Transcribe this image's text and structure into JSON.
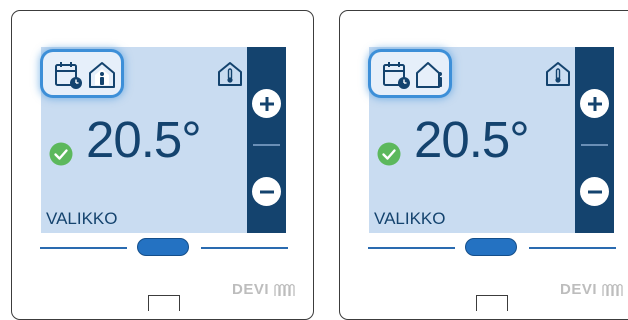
{
  "devices": [
    {
      "temperature": "20.5°",
      "menu_label": "VALIKKO",
      "brand": "DEVI",
      "home_icon_variant": "filled",
      "icons": [
        "calendar-clock-icon",
        "home-person-icon",
        "thermometer-house-icon",
        "check-circle-icon",
        "plus-icon",
        "minus-icon"
      ]
    },
    {
      "temperature": "20.5°",
      "menu_label": "VALIKKO",
      "brand": "DEVI",
      "home_icon_variant": "outline",
      "icons": [
        "calendar-clock-icon",
        "home-person-icon",
        "thermometer-house-icon",
        "check-circle-icon",
        "plus-icon",
        "minus-icon"
      ]
    }
  ],
  "colors": {
    "screen_background": "#c9dcf1",
    "sidebar": "#14436e",
    "highlight_ring": "#3d8fd8",
    "status_ok": "#5cb85c",
    "pill": "#2472c2"
  }
}
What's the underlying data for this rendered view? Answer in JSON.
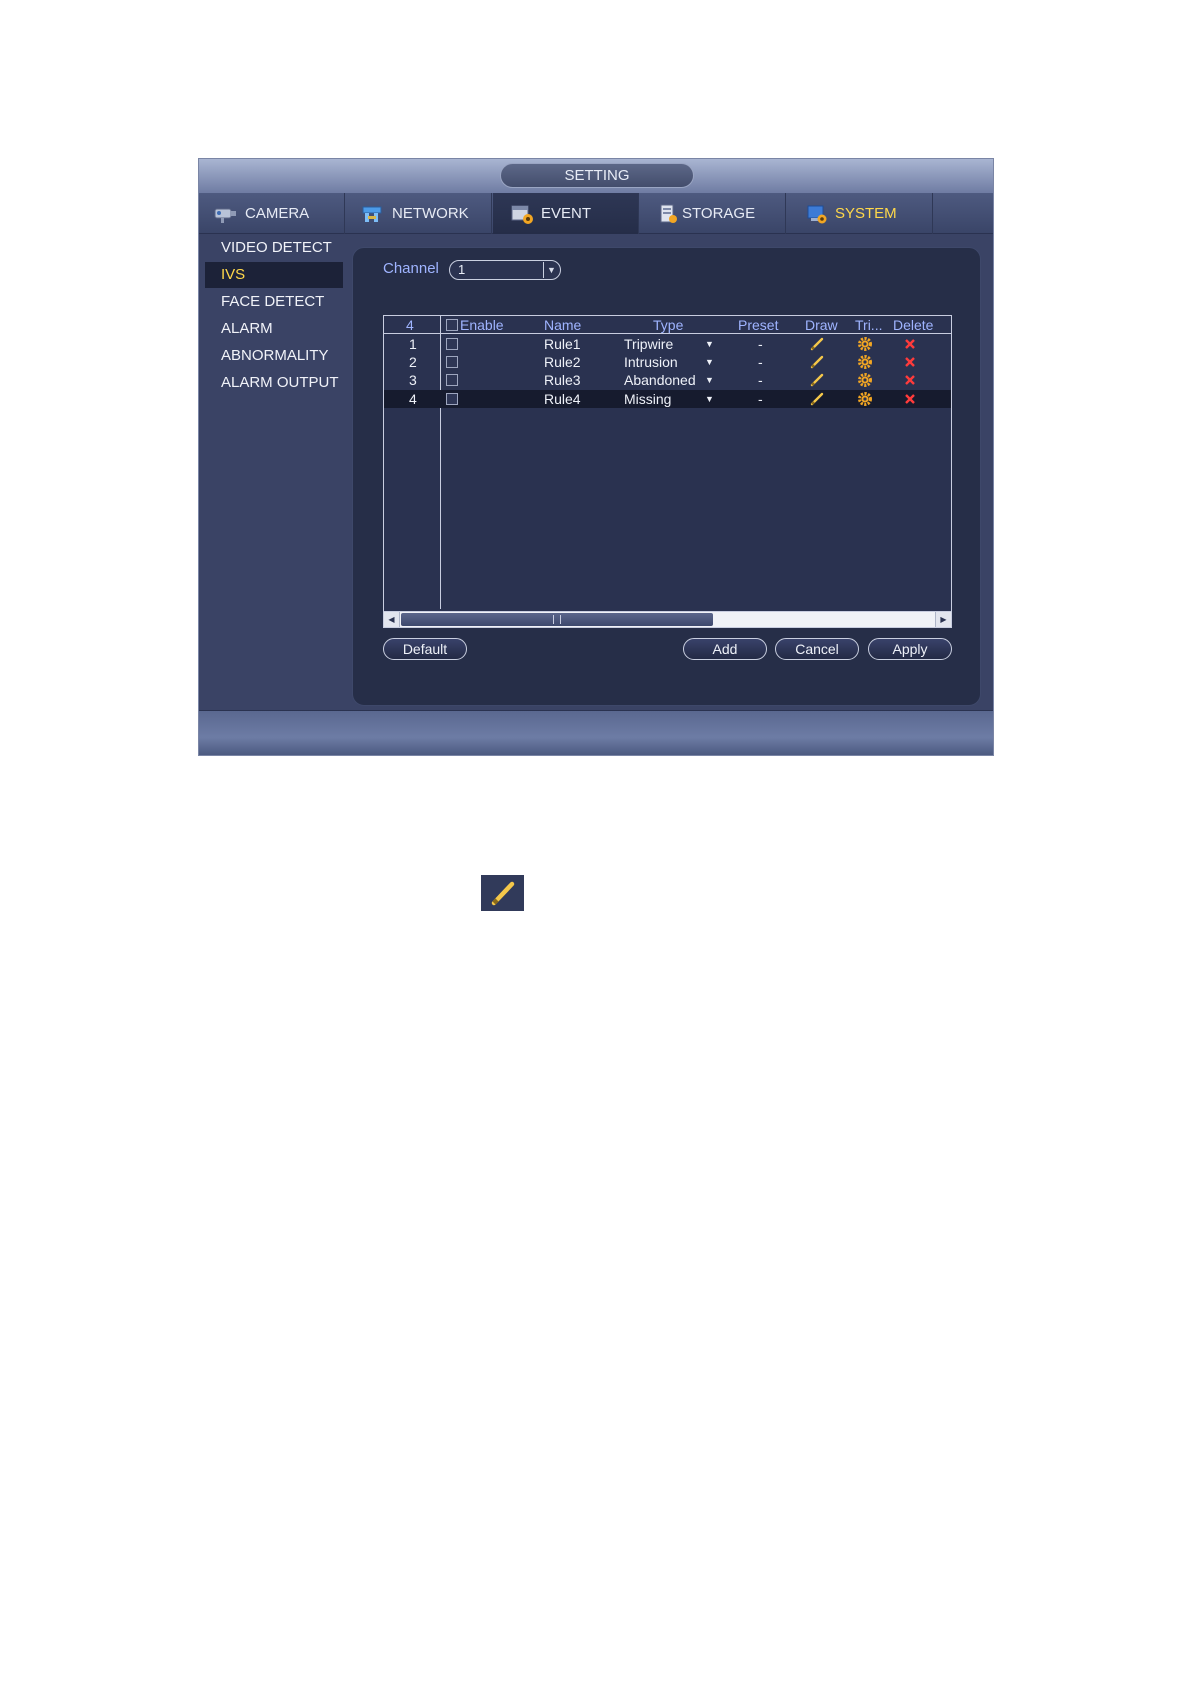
{
  "window": {
    "title": "SETTING"
  },
  "tabs": [
    {
      "label": "CAMERA",
      "icon": "camera-icon"
    },
    {
      "label": "NETWORK",
      "icon": "network-icon"
    },
    {
      "label": "EVENT",
      "icon": "event-icon"
    },
    {
      "label": "STORAGE",
      "icon": "storage-icon"
    },
    {
      "label": "SYSTEM",
      "icon": "system-icon"
    }
  ],
  "sidebar": {
    "items": [
      {
        "label": "VIDEO DETECT"
      },
      {
        "label": "IVS"
      },
      {
        "label": "FACE DETECT"
      },
      {
        "label": "ALARM"
      },
      {
        "label": "ABNORMALITY"
      },
      {
        "label": "ALARM OUTPUT"
      }
    ],
    "selected": "IVS"
  },
  "channel": {
    "label": "Channel",
    "value": "1"
  },
  "table": {
    "headers": {
      "count": "4",
      "enable": "Enable",
      "name": "Name",
      "type": "Type",
      "preset": "Preset",
      "draw": "Draw",
      "trigger": "Tri...",
      "delete": "Delete"
    },
    "rows": [
      {
        "no": "1",
        "name": "Rule1",
        "type": "Tripwire",
        "preset": "-"
      },
      {
        "no": "2",
        "name": "Rule2",
        "type": "Intrusion",
        "preset": "-"
      },
      {
        "no": "3",
        "name": "Rule3",
        "type": "Abandoned",
        "preset": "-"
      },
      {
        "no": "4",
        "name": "Rule4",
        "type": "Missing",
        "preset": "-"
      }
    ],
    "selected_row": "4"
  },
  "buttons": {
    "default": "Default",
    "add": "Add",
    "cancel": "Cancel",
    "apply": "Apply"
  },
  "colors": {
    "accent_yellow": "#ffd84a",
    "label_blue": "#9fb4ff",
    "delete_red": "#ff3b3b",
    "gear_orange": "#f2a623"
  }
}
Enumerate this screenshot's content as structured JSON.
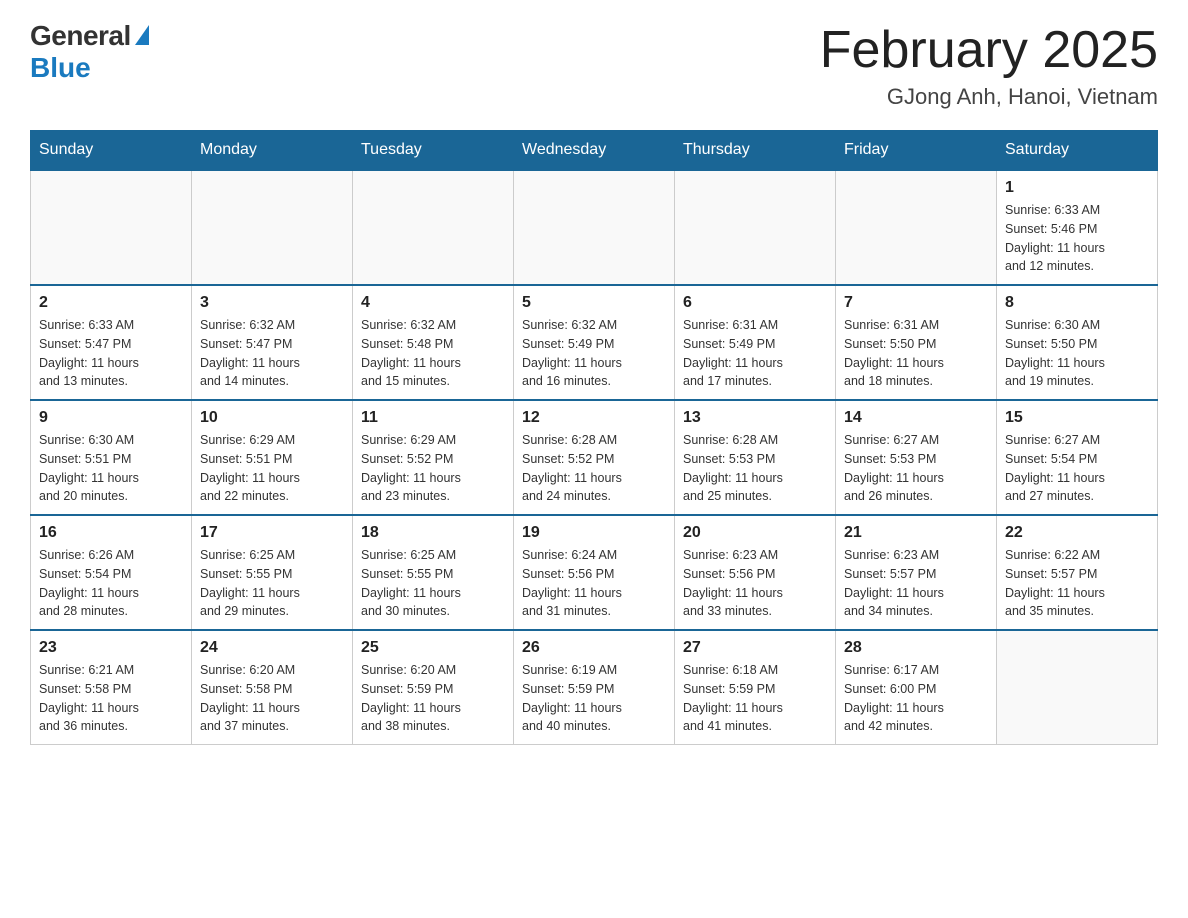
{
  "header": {
    "logo_general": "General",
    "logo_blue": "Blue",
    "title": "February 2025",
    "subtitle": "GJong Anh, Hanoi, Vietnam"
  },
  "days_of_week": [
    "Sunday",
    "Monday",
    "Tuesday",
    "Wednesday",
    "Thursday",
    "Friday",
    "Saturday"
  ],
  "weeks": [
    {
      "days": [
        {
          "date": "",
          "info": ""
        },
        {
          "date": "",
          "info": ""
        },
        {
          "date": "",
          "info": ""
        },
        {
          "date": "",
          "info": ""
        },
        {
          "date": "",
          "info": ""
        },
        {
          "date": "",
          "info": ""
        },
        {
          "date": "1",
          "info": "Sunrise: 6:33 AM\nSunset: 5:46 PM\nDaylight: 11 hours\nand 12 minutes."
        }
      ]
    },
    {
      "days": [
        {
          "date": "2",
          "info": "Sunrise: 6:33 AM\nSunset: 5:47 PM\nDaylight: 11 hours\nand 13 minutes."
        },
        {
          "date": "3",
          "info": "Sunrise: 6:32 AM\nSunset: 5:47 PM\nDaylight: 11 hours\nand 14 minutes."
        },
        {
          "date": "4",
          "info": "Sunrise: 6:32 AM\nSunset: 5:48 PM\nDaylight: 11 hours\nand 15 minutes."
        },
        {
          "date": "5",
          "info": "Sunrise: 6:32 AM\nSunset: 5:49 PM\nDaylight: 11 hours\nand 16 minutes."
        },
        {
          "date": "6",
          "info": "Sunrise: 6:31 AM\nSunset: 5:49 PM\nDaylight: 11 hours\nand 17 minutes."
        },
        {
          "date": "7",
          "info": "Sunrise: 6:31 AM\nSunset: 5:50 PM\nDaylight: 11 hours\nand 18 minutes."
        },
        {
          "date": "8",
          "info": "Sunrise: 6:30 AM\nSunset: 5:50 PM\nDaylight: 11 hours\nand 19 minutes."
        }
      ]
    },
    {
      "days": [
        {
          "date": "9",
          "info": "Sunrise: 6:30 AM\nSunset: 5:51 PM\nDaylight: 11 hours\nand 20 minutes."
        },
        {
          "date": "10",
          "info": "Sunrise: 6:29 AM\nSunset: 5:51 PM\nDaylight: 11 hours\nand 22 minutes."
        },
        {
          "date": "11",
          "info": "Sunrise: 6:29 AM\nSunset: 5:52 PM\nDaylight: 11 hours\nand 23 minutes."
        },
        {
          "date": "12",
          "info": "Sunrise: 6:28 AM\nSunset: 5:52 PM\nDaylight: 11 hours\nand 24 minutes."
        },
        {
          "date": "13",
          "info": "Sunrise: 6:28 AM\nSunset: 5:53 PM\nDaylight: 11 hours\nand 25 minutes."
        },
        {
          "date": "14",
          "info": "Sunrise: 6:27 AM\nSunset: 5:53 PM\nDaylight: 11 hours\nand 26 minutes."
        },
        {
          "date": "15",
          "info": "Sunrise: 6:27 AM\nSunset: 5:54 PM\nDaylight: 11 hours\nand 27 minutes."
        }
      ]
    },
    {
      "days": [
        {
          "date": "16",
          "info": "Sunrise: 6:26 AM\nSunset: 5:54 PM\nDaylight: 11 hours\nand 28 minutes."
        },
        {
          "date": "17",
          "info": "Sunrise: 6:25 AM\nSunset: 5:55 PM\nDaylight: 11 hours\nand 29 minutes."
        },
        {
          "date": "18",
          "info": "Sunrise: 6:25 AM\nSunset: 5:55 PM\nDaylight: 11 hours\nand 30 minutes."
        },
        {
          "date": "19",
          "info": "Sunrise: 6:24 AM\nSunset: 5:56 PM\nDaylight: 11 hours\nand 31 minutes."
        },
        {
          "date": "20",
          "info": "Sunrise: 6:23 AM\nSunset: 5:56 PM\nDaylight: 11 hours\nand 33 minutes."
        },
        {
          "date": "21",
          "info": "Sunrise: 6:23 AM\nSunset: 5:57 PM\nDaylight: 11 hours\nand 34 minutes."
        },
        {
          "date": "22",
          "info": "Sunrise: 6:22 AM\nSunset: 5:57 PM\nDaylight: 11 hours\nand 35 minutes."
        }
      ]
    },
    {
      "days": [
        {
          "date": "23",
          "info": "Sunrise: 6:21 AM\nSunset: 5:58 PM\nDaylight: 11 hours\nand 36 minutes."
        },
        {
          "date": "24",
          "info": "Sunrise: 6:20 AM\nSunset: 5:58 PM\nDaylight: 11 hours\nand 37 minutes."
        },
        {
          "date": "25",
          "info": "Sunrise: 6:20 AM\nSunset: 5:59 PM\nDaylight: 11 hours\nand 38 minutes."
        },
        {
          "date": "26",
          "info": "Sunrise: 6:19 AM\nSunset: 5:59 PM\nDaylight: 11 hours\nand 40 minutes."
        },
        {
          "date": "27",
          "info": "Sunrise: 6:18 AM\nSunset: 5:59 PM\nDaylight: 11 hours\nand 41 minutes."
        },
        {
          "date": "28",
          "info": "Sunrise: 6:17 AM\nSunset: 6:00 PM\nDaylight: 11 hours\nand 42 minutes."
        },
        {
          "date": "",
          "info": ""
        }
      ]
    }
  ]
}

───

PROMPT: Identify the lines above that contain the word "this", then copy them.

WORKED SOLUTION:
Transcribe this image's text and structure into JSON.
What's the underlying data for this rendered view? Answer in JSON.
Enumerate this screenshot's content as structured JSON.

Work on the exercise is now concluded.